Lack of sales skills holding back economic growth - Survey
Lack of sales skills holding back economic growth in New Zealand and Australia - Survey
A global evaluation involving more than a million sales people has revealed that meaningful economic growth in New Zealand and Australia is being held back by a lack of sales and sales management skills.
CEO of Australasian sales consultancy SalesStar, Mr Grant Holland, said the Objective Management Group's global sales effectiveness evaluation included hundreds of companies in Australasia, and found that less than half have the necessary skills for growth and half of the potential revenue is being left on the table.
"The results of the study were also reflected in recent seminars we conducted with more than 80 CEOs from Melbourne and Auckland, all of them turning over between $20 to $100 million dollars annually.

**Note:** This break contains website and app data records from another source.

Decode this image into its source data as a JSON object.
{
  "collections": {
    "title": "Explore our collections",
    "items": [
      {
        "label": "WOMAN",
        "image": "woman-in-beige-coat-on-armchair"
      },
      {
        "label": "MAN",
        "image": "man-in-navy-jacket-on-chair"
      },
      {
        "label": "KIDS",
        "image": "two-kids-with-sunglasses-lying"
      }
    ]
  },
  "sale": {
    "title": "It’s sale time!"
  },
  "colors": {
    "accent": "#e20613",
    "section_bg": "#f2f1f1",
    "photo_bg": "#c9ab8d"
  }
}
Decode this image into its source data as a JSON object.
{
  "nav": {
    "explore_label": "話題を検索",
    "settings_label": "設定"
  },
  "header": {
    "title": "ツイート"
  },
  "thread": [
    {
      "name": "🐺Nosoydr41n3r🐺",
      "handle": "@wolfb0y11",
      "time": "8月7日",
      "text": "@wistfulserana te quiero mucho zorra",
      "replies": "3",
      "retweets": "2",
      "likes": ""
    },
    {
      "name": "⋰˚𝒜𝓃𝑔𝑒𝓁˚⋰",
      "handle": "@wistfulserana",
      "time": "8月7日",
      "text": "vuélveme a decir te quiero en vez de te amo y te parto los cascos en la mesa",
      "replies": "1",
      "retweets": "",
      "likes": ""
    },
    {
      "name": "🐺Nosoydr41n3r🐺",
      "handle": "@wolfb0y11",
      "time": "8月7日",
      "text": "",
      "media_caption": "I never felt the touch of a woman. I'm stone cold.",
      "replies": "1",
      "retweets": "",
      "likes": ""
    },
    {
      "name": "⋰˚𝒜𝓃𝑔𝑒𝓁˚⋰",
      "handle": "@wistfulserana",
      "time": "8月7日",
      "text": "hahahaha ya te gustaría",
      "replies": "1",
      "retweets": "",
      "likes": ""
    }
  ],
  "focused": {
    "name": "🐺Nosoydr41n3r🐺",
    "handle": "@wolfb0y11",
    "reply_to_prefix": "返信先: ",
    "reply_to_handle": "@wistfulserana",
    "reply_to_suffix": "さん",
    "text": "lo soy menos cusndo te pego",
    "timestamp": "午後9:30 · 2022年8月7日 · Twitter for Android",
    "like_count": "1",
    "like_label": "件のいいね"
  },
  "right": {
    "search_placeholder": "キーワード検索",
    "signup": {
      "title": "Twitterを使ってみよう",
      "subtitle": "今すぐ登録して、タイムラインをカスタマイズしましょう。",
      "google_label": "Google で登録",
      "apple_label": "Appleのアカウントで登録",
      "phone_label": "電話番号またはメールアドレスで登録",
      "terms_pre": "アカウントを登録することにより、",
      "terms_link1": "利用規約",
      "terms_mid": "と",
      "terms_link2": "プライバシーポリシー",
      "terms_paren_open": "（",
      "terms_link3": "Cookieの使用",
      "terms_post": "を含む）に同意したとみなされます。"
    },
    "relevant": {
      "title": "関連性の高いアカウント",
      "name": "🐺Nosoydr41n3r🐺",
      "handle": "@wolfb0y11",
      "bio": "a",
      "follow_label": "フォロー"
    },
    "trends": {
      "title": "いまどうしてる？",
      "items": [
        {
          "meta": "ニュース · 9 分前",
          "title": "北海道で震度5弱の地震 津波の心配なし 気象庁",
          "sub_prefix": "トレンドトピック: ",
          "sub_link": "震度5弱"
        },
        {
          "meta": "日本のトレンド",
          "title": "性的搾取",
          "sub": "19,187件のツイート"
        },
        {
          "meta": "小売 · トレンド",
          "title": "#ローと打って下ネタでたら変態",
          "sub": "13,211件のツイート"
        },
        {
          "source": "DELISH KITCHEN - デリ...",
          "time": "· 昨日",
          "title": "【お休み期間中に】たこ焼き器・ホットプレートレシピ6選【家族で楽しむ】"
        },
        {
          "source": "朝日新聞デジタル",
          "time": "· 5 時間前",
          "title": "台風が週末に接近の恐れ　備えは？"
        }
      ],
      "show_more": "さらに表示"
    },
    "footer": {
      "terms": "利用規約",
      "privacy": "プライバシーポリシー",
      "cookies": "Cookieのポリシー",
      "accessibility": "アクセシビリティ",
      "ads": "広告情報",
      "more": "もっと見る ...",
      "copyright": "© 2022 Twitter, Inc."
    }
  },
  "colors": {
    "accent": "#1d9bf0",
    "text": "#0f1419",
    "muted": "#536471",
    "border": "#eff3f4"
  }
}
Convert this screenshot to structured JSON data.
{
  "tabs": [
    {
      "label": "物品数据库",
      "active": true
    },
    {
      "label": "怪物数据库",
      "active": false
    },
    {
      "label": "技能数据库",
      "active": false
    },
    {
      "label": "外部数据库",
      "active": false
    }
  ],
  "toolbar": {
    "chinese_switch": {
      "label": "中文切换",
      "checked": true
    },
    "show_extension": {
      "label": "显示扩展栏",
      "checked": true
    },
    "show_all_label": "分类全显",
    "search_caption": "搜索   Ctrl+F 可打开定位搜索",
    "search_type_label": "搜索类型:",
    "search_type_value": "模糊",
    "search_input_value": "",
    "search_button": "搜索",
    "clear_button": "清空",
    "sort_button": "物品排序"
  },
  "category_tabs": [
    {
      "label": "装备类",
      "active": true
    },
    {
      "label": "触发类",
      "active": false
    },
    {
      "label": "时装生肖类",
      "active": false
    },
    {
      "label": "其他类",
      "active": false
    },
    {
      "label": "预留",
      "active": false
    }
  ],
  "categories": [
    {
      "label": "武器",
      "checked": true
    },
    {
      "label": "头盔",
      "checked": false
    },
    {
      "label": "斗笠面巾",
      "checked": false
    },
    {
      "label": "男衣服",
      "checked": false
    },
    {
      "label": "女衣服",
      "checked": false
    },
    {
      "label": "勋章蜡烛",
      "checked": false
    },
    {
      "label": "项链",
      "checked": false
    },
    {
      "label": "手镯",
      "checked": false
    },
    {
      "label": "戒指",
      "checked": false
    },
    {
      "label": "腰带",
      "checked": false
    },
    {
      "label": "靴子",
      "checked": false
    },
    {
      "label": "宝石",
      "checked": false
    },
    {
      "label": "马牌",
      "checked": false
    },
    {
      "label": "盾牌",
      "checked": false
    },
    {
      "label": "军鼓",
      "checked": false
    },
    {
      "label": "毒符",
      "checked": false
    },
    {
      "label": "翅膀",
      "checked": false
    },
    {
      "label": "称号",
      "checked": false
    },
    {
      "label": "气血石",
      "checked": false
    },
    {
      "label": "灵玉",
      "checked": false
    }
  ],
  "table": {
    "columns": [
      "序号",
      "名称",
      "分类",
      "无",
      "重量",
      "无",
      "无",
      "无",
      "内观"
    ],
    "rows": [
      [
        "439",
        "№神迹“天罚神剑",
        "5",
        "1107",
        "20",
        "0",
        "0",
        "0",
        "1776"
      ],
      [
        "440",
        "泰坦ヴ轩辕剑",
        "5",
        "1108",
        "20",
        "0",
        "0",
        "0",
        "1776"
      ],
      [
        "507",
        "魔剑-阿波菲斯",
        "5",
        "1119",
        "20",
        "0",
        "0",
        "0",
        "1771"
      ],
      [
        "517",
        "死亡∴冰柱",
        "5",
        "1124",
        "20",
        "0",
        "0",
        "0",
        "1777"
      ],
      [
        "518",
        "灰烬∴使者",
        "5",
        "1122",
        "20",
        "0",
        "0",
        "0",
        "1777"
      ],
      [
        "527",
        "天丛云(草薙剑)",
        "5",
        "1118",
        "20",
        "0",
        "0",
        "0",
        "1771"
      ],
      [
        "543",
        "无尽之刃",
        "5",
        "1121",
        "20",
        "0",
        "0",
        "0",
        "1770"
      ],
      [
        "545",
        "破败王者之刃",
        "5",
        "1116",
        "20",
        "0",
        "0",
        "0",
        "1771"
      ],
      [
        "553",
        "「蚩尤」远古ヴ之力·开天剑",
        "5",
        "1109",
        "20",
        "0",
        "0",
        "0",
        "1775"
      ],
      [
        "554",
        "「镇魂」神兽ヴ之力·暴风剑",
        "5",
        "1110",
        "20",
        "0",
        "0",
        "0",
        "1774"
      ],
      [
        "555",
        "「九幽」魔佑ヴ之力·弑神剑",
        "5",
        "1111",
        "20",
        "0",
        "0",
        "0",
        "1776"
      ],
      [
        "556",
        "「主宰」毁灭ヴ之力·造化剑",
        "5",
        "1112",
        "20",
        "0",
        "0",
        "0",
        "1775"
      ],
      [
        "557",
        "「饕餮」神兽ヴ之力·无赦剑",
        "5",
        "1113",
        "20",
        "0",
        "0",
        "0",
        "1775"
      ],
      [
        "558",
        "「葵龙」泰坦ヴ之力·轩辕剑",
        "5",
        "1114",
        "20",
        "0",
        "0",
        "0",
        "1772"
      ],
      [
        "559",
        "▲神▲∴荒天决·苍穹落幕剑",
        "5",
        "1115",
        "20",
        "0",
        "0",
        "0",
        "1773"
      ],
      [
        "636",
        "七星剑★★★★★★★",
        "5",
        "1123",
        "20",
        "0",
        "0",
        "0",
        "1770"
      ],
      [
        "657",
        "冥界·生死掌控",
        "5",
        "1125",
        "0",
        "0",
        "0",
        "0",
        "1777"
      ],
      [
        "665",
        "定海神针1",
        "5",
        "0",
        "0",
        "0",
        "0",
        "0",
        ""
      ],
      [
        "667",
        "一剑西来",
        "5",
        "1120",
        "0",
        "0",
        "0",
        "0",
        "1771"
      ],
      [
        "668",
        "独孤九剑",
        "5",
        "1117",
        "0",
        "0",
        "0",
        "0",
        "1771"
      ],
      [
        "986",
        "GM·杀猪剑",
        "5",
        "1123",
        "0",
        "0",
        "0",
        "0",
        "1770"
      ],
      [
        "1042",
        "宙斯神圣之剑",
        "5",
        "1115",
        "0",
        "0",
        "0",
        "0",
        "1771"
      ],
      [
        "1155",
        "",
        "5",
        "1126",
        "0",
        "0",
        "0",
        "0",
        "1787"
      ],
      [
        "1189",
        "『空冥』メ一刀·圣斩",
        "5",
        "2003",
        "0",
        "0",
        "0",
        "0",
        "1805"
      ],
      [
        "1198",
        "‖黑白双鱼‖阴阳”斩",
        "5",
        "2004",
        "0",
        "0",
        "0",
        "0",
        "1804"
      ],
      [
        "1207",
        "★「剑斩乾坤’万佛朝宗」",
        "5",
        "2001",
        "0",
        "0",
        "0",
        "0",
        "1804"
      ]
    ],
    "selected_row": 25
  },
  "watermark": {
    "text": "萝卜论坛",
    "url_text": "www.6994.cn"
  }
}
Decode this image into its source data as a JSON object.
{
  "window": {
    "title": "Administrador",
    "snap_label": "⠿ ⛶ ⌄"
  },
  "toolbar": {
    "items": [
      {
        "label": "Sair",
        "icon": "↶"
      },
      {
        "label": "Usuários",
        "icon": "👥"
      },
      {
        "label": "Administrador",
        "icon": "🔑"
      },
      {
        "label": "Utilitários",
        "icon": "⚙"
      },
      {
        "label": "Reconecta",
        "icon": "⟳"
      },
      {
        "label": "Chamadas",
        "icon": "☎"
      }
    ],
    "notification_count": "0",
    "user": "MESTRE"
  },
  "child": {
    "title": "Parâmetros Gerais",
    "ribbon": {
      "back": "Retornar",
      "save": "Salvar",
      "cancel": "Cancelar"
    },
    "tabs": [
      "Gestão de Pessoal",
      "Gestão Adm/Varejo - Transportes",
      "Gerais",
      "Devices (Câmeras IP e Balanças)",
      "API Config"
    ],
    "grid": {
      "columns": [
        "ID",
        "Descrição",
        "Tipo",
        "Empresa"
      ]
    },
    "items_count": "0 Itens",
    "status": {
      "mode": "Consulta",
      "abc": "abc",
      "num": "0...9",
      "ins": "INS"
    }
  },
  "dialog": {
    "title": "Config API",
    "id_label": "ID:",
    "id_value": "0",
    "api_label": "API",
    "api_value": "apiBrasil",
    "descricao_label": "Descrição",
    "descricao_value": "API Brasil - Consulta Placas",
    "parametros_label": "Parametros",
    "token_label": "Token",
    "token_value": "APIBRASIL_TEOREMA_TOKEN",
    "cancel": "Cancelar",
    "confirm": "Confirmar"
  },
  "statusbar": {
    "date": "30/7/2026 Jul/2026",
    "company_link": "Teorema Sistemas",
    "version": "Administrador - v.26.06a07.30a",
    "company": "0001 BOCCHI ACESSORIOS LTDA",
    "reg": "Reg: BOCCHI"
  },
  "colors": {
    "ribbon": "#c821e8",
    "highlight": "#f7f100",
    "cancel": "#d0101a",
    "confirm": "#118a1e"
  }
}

"One hundred per cent of the CEOs were confident of growth in the next one to three years, compared to earlier in the year when they were more 'ho hum' in their expectations. However, almost all were less than 40 per cent ready and at least half of them conceded that they do not have the internal sales skills, leadership, systems and processes to make it happen."
Mr Holland said that in SalesStar's experience, companies that up-skilled in business development, and put in place the right systems and processes for growth, recorded growth percentages well above thirty percent within 12 months.
"We're not talking about start-ups but about mature companies that just don't know how to sell in the new environment. A worrying number of companies lack a sales strategy, good leadership and a well-planned and executed sales process.
"Part of the problem is promoting star performers to leadership positions. A common practice in Australasia is for companies to appoint the best sales person to a management position, with no experience, no training and probably no leadership ability.
"The result is that they've exchanged a star performer for an average manager," he said.
Results from the sales effectiveness evaluation revealed that just 24 per cent of sales people globally and only 25 per cent of sales people in Australasia have effective sales closing skills.
In Australasia, 51 percent of sales people can effectively qualify a customer, while globally that number is 53 percent.
"When we looked at the number of sales people and sales managers that have an effective sales process, only three per cent of sales people and four per cent of managers have one in place. This makes it impossible to track progress or to hold people accountable to the right activities that drive growth.
"As a result, only six percent of those in sales positions are presenting quotes and proposals at appropriate times. The result is wasted time, irritated customers and low conversions," he said.
Mr Holland suggested companies take the following steps to ensure they are geared up for growth and sales success:
1. Map out a step-by-step sales process – including key milestones – that mirror the activities and behaviours of your top-performers in the field.
2. Detail your buyer's decision-making journey and include this in your process so that you understand what their needs will be at any given time.
3. Stop worrying about what Customer Relationship Management software you are using. CRM's – like megaphones – are only as good as the information you put through.
4. Pay attention to the data. Learn to interpret conversion ratios and leading indicators.
"Leading indicators are particularly important for accountability," says Mr Holland. "For example, if you know it takes 20 presentations to achieve a sale, then your leading indicator is 'presentations'. This means, you would be well advised to measure your sales person by the number of presentations that they do."
"Develop your coaching skills. Research and experience tells us that coaching is the single most important function for your sales managers and 96 per cent of sales people are coachable. Yet, despite this, sales managers across Australasia have just 44 per cent of the skills to coach effectively and spend little or no time doing it. As a result they will continually struggle to develop A-players in their team.
"Bear in mind, however, that coaching in the right activity at the right time is nearly impossible without a process.
"Ultimately what this means is that significant growth won't happen by accident. Expecting growth and actually achieving it, is the difference between leadership skills and the lack of them," he said.